The five-inch-long lizard historically occupied sparsely vegetated habitats across 50 counties in West, Central and South Texas. Anecdotal evidence suggests the species has experienced an overall population decline. Potential causes of few sightings and suspected extirpations include native grassland loss, use of pesticides and the spread of invasive fire ants. The U.S. Fish and Wildlife Service (FWS) is expected to make a listing proposal by 2022.
The FWS decision to consider listing the species under the Endangered Species Act kick-started a lizard research campaign on a scale never seen before. Researchers from state agencies, universities and nonprofit organizations began field surveys using both traditional and new methods. They scrutinized museum collections across the country to find every possible STEL record and compare physical and genetic differences across populations. The focus was on establishing the distribution, population size and basic life history traits of the species.
The Texas Comptroller of Public Accounts (CPA) contracted with the University of Texas at Austin (UT) in 2014 to supply life history information for the spot-tailed earless lizard to inform the FWS’ species status assessment and educate stakeholders, who ranged from farmers on the coast to oil and gas developers in the Permian Basin.
UT researchers set out to collect data pertinent to identifying the species’ needs and current condition.
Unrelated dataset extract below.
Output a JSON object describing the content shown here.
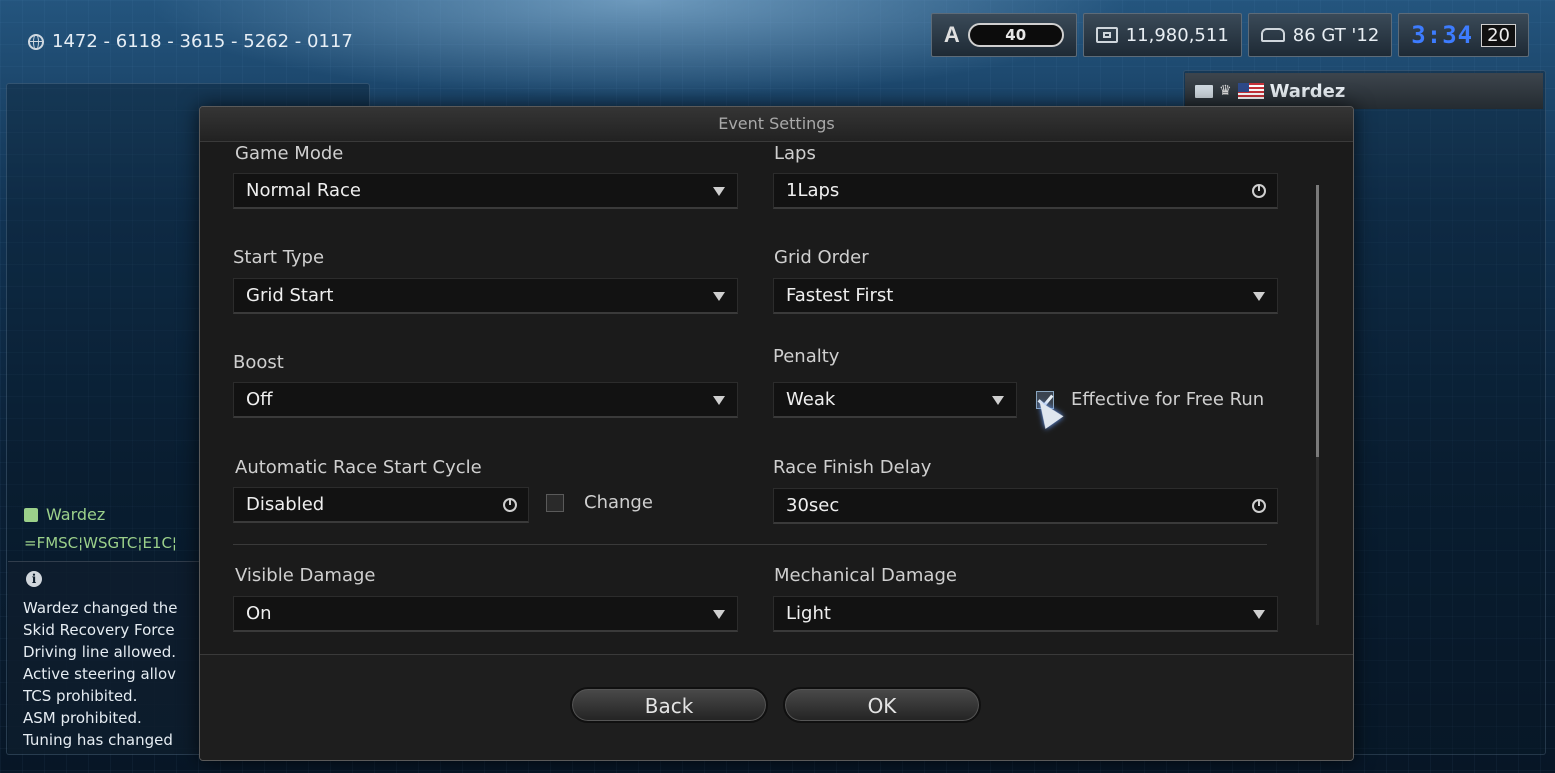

Field surveys have been ongoing since 2014 and have increased the understanding of the lizard’s distribution, genetics, habitat suitability and land use. In 2017 the CPA began a second contract with UT to focus on home range size, movement patterns and habitat usage and provide insight into how individuals interact with other spot-tailed earless lizards and their environment. Researchers capture and fit adult lizards with radio transmitters to track their daily movements with minimal disturbance. Researchers may further advance the study of individual movement, dispersal and habitat use by using lightweight harmonic radar tags that are small enough for juveniles.
Additional studies funded by the new research contract include lizard responses to land use practices (e.g., grazing, farming, prescribed burning and renewable energy or oil and gas development) and food availability. The study of lizard diet and prey availability may offer insight into the potential threat of pesticides indicated in the listing petition. Stomach contents of museum-vouchered lizards suggest that spot-tailed earless lizards dine on an assortment of insects with a slight preference for grasshoppers. Ongoing lizard surveys incorporate insect collections in known and unknown STEL habitat to compare potential relationships between trends in insect availability, land use and lizard abundance.
Recent discussions of the status of spot-tailed earless lizards have highlighted the lack of understanding about the basic life history and potential threats to the species. This fundamental information is needed to evaluate the lizard’s status, identify potential threats and ensure the effectiveness of conservation actions. In turn, this information will be useful for providing regulatory certainty for agriculture, urban development and energy exploration and production throughout West and South Texas.
In 2015, the Texas Legislature passed House Bill 855, which requires state agencies to publish a list of the three most commonly used Web browsers on their websites. The Texas Comptroller’s most commonly used Web browsers are Google Chrome, Microsoft Internet Explorer and Apple Safari.